▸ **Activity**
Below are records; report the number of lines in them that include the word "color", with no other text.
[Opening Data for processing section]
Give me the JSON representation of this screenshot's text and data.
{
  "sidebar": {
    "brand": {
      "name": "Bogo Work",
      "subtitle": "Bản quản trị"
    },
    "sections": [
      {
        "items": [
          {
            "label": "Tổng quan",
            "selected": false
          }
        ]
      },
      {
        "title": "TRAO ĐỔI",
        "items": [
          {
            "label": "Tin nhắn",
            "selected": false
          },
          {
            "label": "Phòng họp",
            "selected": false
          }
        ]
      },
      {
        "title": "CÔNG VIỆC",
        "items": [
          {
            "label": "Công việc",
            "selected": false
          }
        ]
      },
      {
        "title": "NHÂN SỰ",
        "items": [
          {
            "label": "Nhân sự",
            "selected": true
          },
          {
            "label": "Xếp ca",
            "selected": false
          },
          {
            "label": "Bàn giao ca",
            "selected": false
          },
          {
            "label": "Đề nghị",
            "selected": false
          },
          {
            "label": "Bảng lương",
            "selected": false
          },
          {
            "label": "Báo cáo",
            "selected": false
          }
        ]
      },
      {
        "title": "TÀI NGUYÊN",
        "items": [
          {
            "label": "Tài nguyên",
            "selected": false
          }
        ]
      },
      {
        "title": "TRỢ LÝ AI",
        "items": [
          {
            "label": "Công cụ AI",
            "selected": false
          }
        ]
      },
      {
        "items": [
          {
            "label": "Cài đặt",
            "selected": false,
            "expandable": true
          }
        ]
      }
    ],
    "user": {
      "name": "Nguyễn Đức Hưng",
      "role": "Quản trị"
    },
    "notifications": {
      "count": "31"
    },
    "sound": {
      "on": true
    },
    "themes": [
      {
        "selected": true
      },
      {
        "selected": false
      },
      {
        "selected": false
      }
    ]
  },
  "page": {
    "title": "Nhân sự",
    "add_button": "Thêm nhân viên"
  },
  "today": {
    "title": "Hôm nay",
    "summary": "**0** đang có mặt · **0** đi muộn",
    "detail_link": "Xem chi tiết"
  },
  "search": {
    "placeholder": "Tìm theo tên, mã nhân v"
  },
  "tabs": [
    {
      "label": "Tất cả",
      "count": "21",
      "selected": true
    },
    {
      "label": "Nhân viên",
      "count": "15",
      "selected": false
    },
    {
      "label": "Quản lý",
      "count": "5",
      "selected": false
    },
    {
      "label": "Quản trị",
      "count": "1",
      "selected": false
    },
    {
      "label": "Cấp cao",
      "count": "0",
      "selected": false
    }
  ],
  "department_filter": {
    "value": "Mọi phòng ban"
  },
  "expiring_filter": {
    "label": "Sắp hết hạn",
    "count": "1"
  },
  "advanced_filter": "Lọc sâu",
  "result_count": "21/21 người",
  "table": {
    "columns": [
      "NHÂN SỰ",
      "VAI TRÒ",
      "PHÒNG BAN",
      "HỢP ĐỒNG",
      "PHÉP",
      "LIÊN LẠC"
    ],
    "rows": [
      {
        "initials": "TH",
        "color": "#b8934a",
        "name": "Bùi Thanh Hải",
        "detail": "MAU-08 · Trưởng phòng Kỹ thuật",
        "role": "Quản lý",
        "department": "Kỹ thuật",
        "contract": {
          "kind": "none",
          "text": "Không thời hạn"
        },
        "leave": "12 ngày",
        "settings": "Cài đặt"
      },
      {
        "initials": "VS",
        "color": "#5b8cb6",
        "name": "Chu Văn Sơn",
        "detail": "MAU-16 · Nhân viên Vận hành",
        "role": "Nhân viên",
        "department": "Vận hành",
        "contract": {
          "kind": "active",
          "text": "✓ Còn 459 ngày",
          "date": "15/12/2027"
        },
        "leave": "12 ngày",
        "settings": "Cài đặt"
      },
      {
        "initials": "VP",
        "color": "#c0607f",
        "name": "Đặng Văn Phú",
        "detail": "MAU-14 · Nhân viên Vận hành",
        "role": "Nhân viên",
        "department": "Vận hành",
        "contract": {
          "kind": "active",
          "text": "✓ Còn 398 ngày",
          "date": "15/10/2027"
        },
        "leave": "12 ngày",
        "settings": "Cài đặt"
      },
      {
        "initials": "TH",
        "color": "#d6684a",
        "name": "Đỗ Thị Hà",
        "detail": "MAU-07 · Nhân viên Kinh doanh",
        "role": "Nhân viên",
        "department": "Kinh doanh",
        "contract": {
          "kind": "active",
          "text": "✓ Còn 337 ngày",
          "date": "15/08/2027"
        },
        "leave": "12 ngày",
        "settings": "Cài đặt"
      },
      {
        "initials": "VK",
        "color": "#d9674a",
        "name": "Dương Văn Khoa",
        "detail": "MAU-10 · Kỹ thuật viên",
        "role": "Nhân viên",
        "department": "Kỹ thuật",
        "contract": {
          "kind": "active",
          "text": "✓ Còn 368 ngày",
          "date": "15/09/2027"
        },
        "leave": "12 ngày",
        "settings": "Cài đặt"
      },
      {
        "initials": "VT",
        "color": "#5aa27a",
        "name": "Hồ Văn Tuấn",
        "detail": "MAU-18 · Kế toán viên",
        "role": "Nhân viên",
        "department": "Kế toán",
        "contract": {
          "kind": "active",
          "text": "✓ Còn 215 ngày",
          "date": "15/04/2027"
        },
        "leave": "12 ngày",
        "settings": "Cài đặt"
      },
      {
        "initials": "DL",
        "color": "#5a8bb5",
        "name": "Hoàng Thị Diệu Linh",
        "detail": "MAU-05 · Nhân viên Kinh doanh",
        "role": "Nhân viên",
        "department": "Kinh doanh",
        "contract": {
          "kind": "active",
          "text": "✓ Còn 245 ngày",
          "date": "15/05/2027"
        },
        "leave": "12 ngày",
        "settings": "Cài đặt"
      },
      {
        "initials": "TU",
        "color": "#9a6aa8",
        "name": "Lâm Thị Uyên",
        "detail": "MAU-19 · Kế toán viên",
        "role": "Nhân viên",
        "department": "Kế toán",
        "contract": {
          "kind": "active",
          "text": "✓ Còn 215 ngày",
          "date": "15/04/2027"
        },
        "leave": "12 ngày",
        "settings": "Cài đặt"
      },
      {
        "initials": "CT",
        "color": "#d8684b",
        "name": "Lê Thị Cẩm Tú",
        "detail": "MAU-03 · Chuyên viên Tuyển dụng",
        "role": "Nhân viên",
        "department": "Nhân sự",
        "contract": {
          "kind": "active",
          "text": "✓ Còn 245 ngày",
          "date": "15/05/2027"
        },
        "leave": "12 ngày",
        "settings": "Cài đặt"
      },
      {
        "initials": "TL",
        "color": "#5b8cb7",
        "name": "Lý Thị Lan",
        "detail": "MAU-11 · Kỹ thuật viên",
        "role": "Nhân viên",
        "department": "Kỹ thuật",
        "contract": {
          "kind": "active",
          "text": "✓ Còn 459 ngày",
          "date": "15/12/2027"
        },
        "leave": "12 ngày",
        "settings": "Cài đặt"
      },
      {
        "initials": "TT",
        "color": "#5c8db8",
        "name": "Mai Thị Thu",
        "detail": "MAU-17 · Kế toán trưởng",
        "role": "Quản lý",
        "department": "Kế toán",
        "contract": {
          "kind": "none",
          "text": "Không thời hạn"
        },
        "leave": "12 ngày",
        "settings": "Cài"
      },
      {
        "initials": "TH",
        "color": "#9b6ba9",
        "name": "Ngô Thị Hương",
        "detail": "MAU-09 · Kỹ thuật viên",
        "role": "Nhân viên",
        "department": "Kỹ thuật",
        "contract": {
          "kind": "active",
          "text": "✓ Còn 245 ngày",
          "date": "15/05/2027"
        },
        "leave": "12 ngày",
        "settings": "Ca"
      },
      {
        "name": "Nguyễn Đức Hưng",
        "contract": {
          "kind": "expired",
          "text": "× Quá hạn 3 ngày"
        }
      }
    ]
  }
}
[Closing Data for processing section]
▸ **Response below**
12